There is narrow gauge line that criss cross the lake meant to carry the salt from the pans to processing unit. The salt wagon as they pass make hell of a noise, and you think it may topple down. The miracle of momentum pushes it further from disaster and so it goes on. It though is a riveting sight. Salt from the lake is being produced for more than 2500 years, so much salt is produced even now that Rajasthan is the third largest producer of salt because of Sambhar salt. Nearby is also the sight for largest solar based power project in the world. Bravo to that!!
There is a PIL submitted in the court that says the lake “has a great potential to support large population of flamingos, other water birds and faunal diversity. Hence, it requires proper focus and attention for its conservation. This has become all the more necessary because Sambhar Lake is facing serious threats due to large scale top soil removal by private salt industries, heavy vehicular trespass by villagers, small dam construction in the catchment areas restricting the water supply of the lake, mushrooming of private salt industries on the northern belt of the lake…”

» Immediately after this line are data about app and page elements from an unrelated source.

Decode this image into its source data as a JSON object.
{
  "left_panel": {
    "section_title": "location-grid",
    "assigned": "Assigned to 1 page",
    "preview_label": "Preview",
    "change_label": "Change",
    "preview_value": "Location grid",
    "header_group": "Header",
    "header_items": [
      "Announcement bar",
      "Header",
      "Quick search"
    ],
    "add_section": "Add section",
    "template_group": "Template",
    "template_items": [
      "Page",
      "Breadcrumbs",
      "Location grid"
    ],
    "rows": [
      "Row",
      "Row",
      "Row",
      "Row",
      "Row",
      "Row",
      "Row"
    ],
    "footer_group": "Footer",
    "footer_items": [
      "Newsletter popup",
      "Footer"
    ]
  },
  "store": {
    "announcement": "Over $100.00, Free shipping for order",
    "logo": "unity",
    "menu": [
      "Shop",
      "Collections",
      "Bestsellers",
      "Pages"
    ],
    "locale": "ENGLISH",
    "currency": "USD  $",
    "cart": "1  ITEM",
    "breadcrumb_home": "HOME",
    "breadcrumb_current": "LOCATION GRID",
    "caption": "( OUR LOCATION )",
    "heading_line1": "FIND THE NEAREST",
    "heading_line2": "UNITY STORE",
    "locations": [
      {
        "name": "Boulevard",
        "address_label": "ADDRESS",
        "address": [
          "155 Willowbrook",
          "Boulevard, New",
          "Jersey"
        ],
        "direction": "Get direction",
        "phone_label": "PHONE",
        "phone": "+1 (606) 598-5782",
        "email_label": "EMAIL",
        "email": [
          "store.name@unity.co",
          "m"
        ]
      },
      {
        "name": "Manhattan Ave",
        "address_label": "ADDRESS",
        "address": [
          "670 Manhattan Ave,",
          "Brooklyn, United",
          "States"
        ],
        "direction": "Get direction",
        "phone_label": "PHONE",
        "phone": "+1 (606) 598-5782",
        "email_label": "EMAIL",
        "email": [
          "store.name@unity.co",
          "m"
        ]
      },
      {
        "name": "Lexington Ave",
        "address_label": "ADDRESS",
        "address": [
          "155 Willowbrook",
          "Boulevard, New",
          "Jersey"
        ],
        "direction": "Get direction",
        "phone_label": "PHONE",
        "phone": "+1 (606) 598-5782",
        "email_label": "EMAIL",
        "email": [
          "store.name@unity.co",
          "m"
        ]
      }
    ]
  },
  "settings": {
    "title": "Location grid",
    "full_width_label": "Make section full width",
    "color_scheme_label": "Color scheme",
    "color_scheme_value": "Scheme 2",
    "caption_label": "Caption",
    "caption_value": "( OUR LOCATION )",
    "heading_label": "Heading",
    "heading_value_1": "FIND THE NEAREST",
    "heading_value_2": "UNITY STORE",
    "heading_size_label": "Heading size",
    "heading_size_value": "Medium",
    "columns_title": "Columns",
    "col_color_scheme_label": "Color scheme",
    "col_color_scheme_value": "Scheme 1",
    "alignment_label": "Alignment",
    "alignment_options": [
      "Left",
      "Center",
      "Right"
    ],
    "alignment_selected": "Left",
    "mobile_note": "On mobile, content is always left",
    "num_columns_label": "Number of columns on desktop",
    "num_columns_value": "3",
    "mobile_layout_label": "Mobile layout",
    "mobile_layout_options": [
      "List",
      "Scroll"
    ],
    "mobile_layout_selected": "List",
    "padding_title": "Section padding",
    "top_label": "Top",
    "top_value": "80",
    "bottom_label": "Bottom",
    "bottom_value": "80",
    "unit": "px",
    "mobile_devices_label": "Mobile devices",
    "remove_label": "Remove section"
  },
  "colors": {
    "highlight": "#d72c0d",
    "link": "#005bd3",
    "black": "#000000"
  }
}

It was while I was walking along the track on the way back that this bird makes his bold move and land right in front of me. He stretches his head out to look at something, completely ignoring me. The Desert Wheatears is quite a charmer and I was locked in for next half an hour or so. Desert Wheatear (Oenanthe deserti) is a winter migrant from central Asia and could be seen in the patch from Rajasthan to Gujarat.

Later as I was strolling along the meandering alleys of the town to anchor for breakfast, least expecting anything proper (as mentioned earlier breakfast in north India is always a horrible experience mostly you have to go without or maybe munch some fruits) people asked whether some ‘shooting’ was to happen? Interacting with them I gathered that Sambhar town as well as the lake has seen some popular movies being shot. Indeed the narrow alleys were converted into Chandni Chowk for the hindi movie Delhi 6!! I just couldn’t believe that a rather quite town could be converted into noisy crowded old delhi but yes when you look around there is essential framework. I made a mental note to watch the movie, since it is difficult to watch complete movies in TV, atleast the scenes. On a lighter note there were too many people asking about impending shooting that I succumbed to the temptation ‘yes yes. I cannot reveal it now’. ‘Who is the hero?’ was a query that hit right where it hurt. Gosh I couldn’t recollect names of any of recent Hindi movie actors!! Few people throng around me as i sipped the sugary tea. Later someone with a glint in his eyes said ‘it must be bike ad’. ‘Sure it is…how did you know?...I cannot reveal much as there is too much competition!’. I guess cooking good stories does compensate for breakfast. I had my revenge!    

From the scribble pad..

To see the nothing

Every moment nature reveals a mystery. 
A tale to tell.
An anecdote to share.
The startling breeze on a silent night
drops in a word of ageless sight,
Little flutters flaps in a sentence of earnest on a bright day,
Knits paragraph of diligence with tireless eight legs,
Slithers on the trail as a phrase of insight,
Croaks from pond the moral of wild,
Spreads its bloom as colorful dots of wisdom,
A moment here is never too short.

I, the silly, miss it all the while.
Look at the dry leaf and speculate the tree.
Isn’t that a flycatcher or is it a warbler?
Which spider specie is that, I consider?
Ah the snake, reckon is poisonous.
The irritant frogs.
And wild flowers, just the right one to shoot.

Or maybe there is nothing.
The zephyr is a moment in time.
Sound is to listen.
Sight is see. 
Mind a thought.